About margins, indentation, alignment, and line spacing

Many factors determine how text is positioned within a text box or AutoShape: margins, indentation, alignment (alignment: The consistent positioning of text, graphics, and other objects. Types of alignment include left, right, and justified.), and line spacing (line spacing: The amount of space from the bottom of one line of text to the bottom of the next line. Also called leading.).

ShowMargins

There are two types of margins in Publisher. Page margins determine the distance from the edge of a page to objects on the page, while text box margins determine the distance from the edge of the text box to the text in the box. You specify page margins on the Margin Guides tab of the Layout Guides dialog box (Arrange menu). You specify text box margins on the Text Box tab of the Format Text Box dialog box (Format menu, Text Box command).

ShowIndentation

Text box margins determine the overall width of the main text area — in other words, the space between the text and the edge of the text box.

Indentation determines the distance of the paragraph from either the left or right margins of the text box. Within the margins, you can increase or decrease the indentation for a paragraph or group of paragraphs. You can also create a negative indent (also known as an outdent), which pulls the paragraph out toward the left margin if the text direction is set to left-to-right, or toward the right margin if text direction is set to right-to-left. Or you can create a hanging indent, in which the first line of the paragraph is not indented but subsequent lines are.

You set indentation on the Indents and Spacing tab of the Paragraph dialog box (Format menu).

ShowAlignment

Horizontal text alignment determines the appearance and orientation of the right and left edges of the paragraph relative to the text box margins (and any indents). The most common alignments are left, right, center, and justified.

You set alignment on the Indents and Spacing tab of the Paragraph dialog box (Format menu).

Text alignment options

  • Left     The leftmost character of each line is aligned to the left margin, and the right edge of each line is ragged.

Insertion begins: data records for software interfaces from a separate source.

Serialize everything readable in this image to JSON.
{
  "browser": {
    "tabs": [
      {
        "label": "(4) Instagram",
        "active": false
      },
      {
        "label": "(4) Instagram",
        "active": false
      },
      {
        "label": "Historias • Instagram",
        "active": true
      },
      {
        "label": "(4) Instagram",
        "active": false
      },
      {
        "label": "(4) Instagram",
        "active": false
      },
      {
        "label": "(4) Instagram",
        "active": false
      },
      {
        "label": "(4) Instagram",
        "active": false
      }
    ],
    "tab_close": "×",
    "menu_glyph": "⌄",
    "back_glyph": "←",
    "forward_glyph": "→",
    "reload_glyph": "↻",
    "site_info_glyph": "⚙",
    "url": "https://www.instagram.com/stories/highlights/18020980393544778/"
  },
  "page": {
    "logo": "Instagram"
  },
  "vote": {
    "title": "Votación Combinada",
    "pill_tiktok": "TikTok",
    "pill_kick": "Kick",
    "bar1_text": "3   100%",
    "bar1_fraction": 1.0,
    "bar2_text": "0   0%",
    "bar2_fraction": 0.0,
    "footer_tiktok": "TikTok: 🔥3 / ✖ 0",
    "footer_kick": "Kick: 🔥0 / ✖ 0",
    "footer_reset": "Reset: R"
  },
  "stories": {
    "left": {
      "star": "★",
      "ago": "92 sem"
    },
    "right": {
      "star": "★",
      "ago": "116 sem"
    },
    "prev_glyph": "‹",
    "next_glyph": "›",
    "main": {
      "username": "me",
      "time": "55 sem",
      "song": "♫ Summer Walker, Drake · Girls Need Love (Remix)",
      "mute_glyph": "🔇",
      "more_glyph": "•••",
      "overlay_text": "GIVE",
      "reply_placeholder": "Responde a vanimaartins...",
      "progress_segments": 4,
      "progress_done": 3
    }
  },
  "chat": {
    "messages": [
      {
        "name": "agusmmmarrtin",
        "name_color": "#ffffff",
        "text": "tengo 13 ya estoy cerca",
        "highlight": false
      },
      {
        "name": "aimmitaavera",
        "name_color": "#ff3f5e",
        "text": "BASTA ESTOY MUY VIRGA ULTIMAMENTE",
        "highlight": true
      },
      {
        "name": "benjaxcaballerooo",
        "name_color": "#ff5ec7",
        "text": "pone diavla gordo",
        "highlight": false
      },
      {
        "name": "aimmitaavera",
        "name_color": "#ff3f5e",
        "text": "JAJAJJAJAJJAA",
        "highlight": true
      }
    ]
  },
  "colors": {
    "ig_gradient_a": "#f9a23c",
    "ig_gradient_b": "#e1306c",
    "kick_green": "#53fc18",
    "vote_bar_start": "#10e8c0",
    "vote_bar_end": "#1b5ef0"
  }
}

This is the default alignment for paragraphs with left-to-right text direction.
  • Center     The center of each line of text is aligned to the midpoint of the right and left text box margins, and the left and right edges of each line are ragged.
  • Right     The rightmost character of each line is aligned to the right margin, and the left edge of each line is ragged. This is the default alignment for paragraphs with right-to-left text direction.
  • Justified     The first and last characters of each line (except the last) are aligned to the left and right margins, and lines are filled by adding or subtracting space between and within words. The last line of the paragraph is aligned to the left margin if text direction is left-to-right, or to the right margin if text direction is right-to-left.
  • Distributed     The first and last characters of each line (except the last) are aligned to the left and right margins, and lines are filled by adding or subtracting the same amount from each character. The last line of the paragraph is aligned to the left margin if text direction is left-to-right, or to the right margin if text direction is right-to-left.
  • Distribute All Lines     The first and last characters of each line (including the last line of the paragraph) are aligned to the left and right margins, and lines are filled by adding or subtracting the same amount from each character.

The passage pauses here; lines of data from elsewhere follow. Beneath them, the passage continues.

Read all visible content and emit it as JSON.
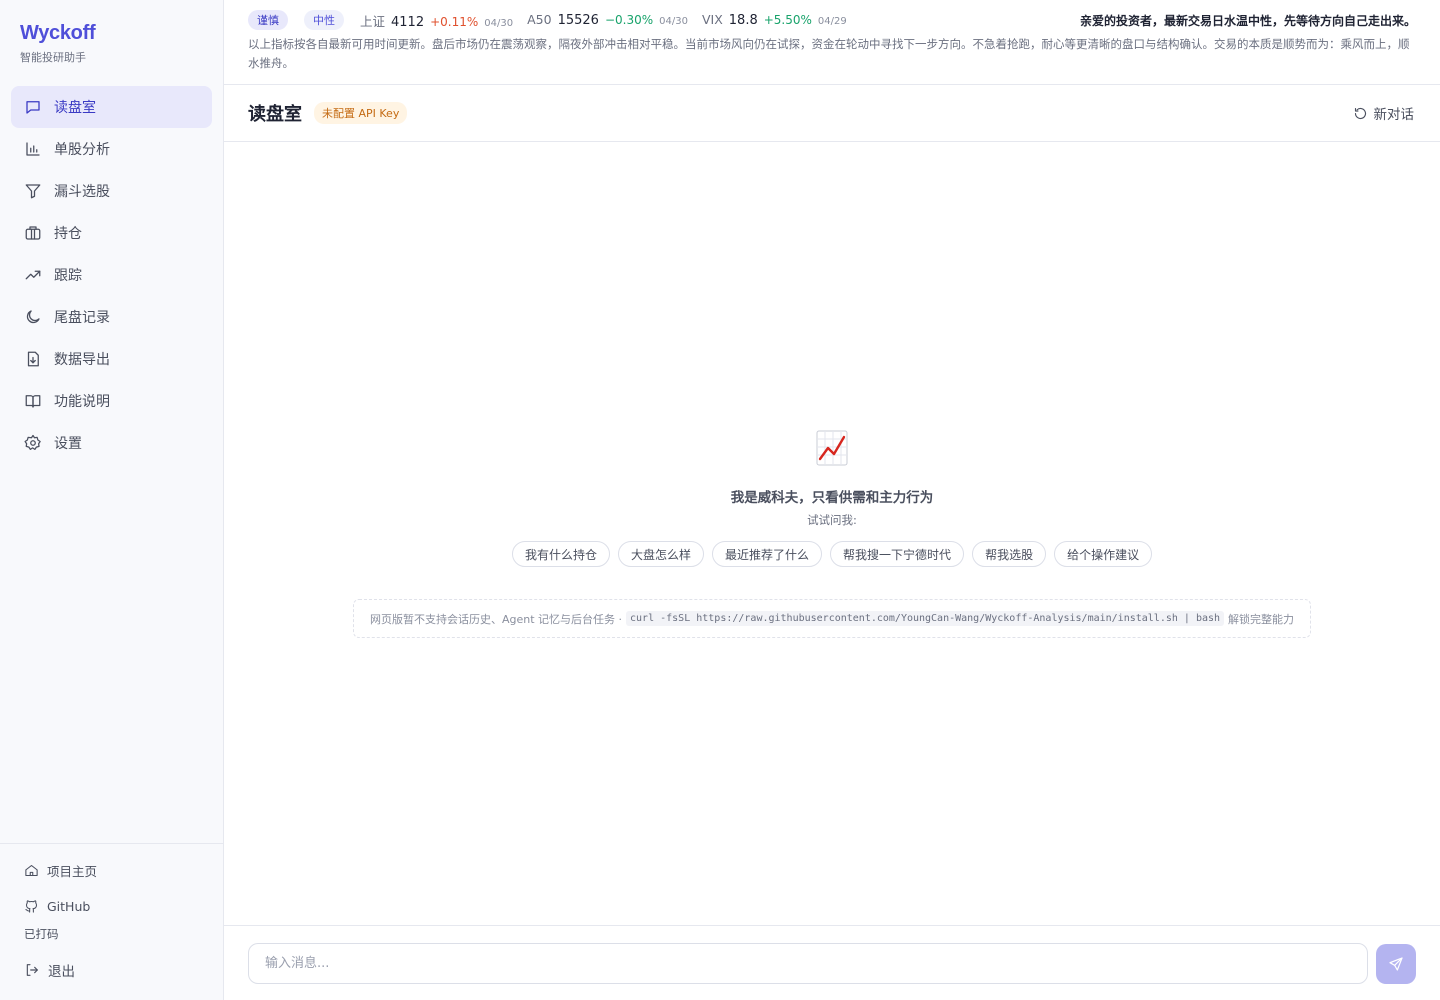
{
  "colors": {
    "accent": "#4f4fd9",
    "active_bg": "#e8e8fb",
    "up": "#e0502d",
    "down": "#18a36b",
    "warn": "#c46a12"
  },
  "sidebar": {
    "brand": "Wyckoff",
    "subtitle": "智能投研助手",
    "items": [
      {
        "label": "读盘室",
        "icon": "chat-icon",
        "active": true
      },
      {
        "label": "单股分析",
        "icon": "bar-chart-icon"
      },
      {
        "label": "漏斗选股",
        "icon": "funnel-icon"
      },
      {
        "label": "持仓",
        "icon": "briefcase-icon"
      },
      {
        "label": "跟踪",
        "icon": "trending-up-icon"
      },
      {
        "label": "尾盘记录",
        "icon": "moon-icon"
      },
      {
        "label": "数据导出",
        "icon": "file-download-icon"
      },
      {
        "label": "功能说明",
        "icon": "book-icon"
      },
      {
        "label": "设置",
        "icon": "gear-icon"
      }
    ],
    "bottom": {
      "home": "项目主页",
      "github": "GitHub",
      "user": "已打码",
      "logout": "退出"
    }
  },
  "ticker": {
    "mood": "谨慎",
    "temp": "中性",
    "indices": [
      {
        "name": "上证",
        "value": "4112",
        "change": "+0.11%",
        "date": "04/30",
        "dir": "up"
      },
      {
        "name": "A50",
        "value": "15526",
        "change": "−0.30%",
        "date": "04/30",
        "dir": "down"
      },
      {
        "name": "VIX",
        "value": "18.8",
        "change": "+5.50%",
        "date": "04/29",
        "dir": "up-g"
      }
    ],
    "greeting": "亲爱的投资者，最新交易日水温中性，先等待方向自己走出来。",
    "note": "以上指标按各自最新可用时间更新。盘后市场仍在震荡观察，隔夜外部冲击相对平稳。当前市场风向仍在试探，资金在轮动中寻找下一步方向。不急着抢跑，耐心等更清晰的盘口与结构确认。交易的本质是顺势而为：乘风而上，顺水推舟。"
  },
  "header": {
    "title": "读盘室",
    "badge": "未配置 API Key",
    "new_chat": "新对话"
  },
  "empty_state": {
    "headline": "我是威科夫，只看供需和主力行为",
    "try_label": "试试问我:",
    "suggestions": [
      "我有什么持仓",
      "大盘怎么样",
      "最近推荐了什么",
      "帮我搜一下宁德时代",
      "帮我选股",
      "给个操作建议"
    ],
    "notice_prefix": "网页版暂不支持会话历史、Agent 记忆与后台任务 ·",
    "notice_command": "curl -fsSL https://raw.githubusercontent.com/YoungCan-Wang/Wyckoff-Analysis/main/install.sh | bash",
    "notice_suffix": "解锁完整能力"
  },
  "composer": {
    "placeholder": "输入消息..."
  }
}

In addition to horizontal alignment, you can vertically align text to baseline guides (baseline guides: Guides to which lines of text can be aligned to provide a uniform appearance between columns  of text.). You set baseline guides on the Baseline Guides tab of the Layout Guides dialog box (Arrange menu). You choose to align text to baseline guides on the Indents and Spacing tab of the Paragraph dialog box (Format menu).

ShowLine and paragraph spacing

Line spacing (line spacing: The amount of space from the bottom of one line of text to the bottom of the next line. Also called leading.) determines the amount of vertical space between lines of text in a paragraph. By default, lines are single-spaced, meaning that the spacing accommodates the largest font (font: A graphic design applied to all numerals, symbols, and alphabetic characters. Also called type or typeface. Arial and Courier New are examples of fonts. Fonts usually come in different sizes, such as 10 point, and various styles, such as bold.) in that line, plus a small amount of extra space.

If a line contains a large text character or graphic, Publisher increases the spacing for that line. To space all lines evenly, specify an exact amount of spacing by entering a value followed by a unit of measurement (inches, centimeters, picas, points, or pixels).

You can also align text to baseline guides (baseline guides: Guides to which lines of text can be aligned to provide a uniform appearance between columns  of text.) to precisely line up text across multiple columns.

Paragraph spacing determines the amount of space above or below a paragraph. When you press ENTER to start a new paragraph, the spacing is carried over to the next paragraph, but you can change the settings for each paragraph.

You set line and paragraph spacing on the Indents and Spacing tab of the Paragraph dialog box (Format menu).

You can also align text to baseline guides (baseline guides: Guides to which lines of text can be aligned to provide a uniform appearance between columns  of text.) to precisely line up text across multiple columns. You set baseline guides on the Baseline Guides tab of the Layout Guides dialog box (Arrange menu). You choose to align text to baseline guides on the Indents and Spacing tab of the Paragraph dialog box (Format menu).

 
 
Applies to:
Publisher 2003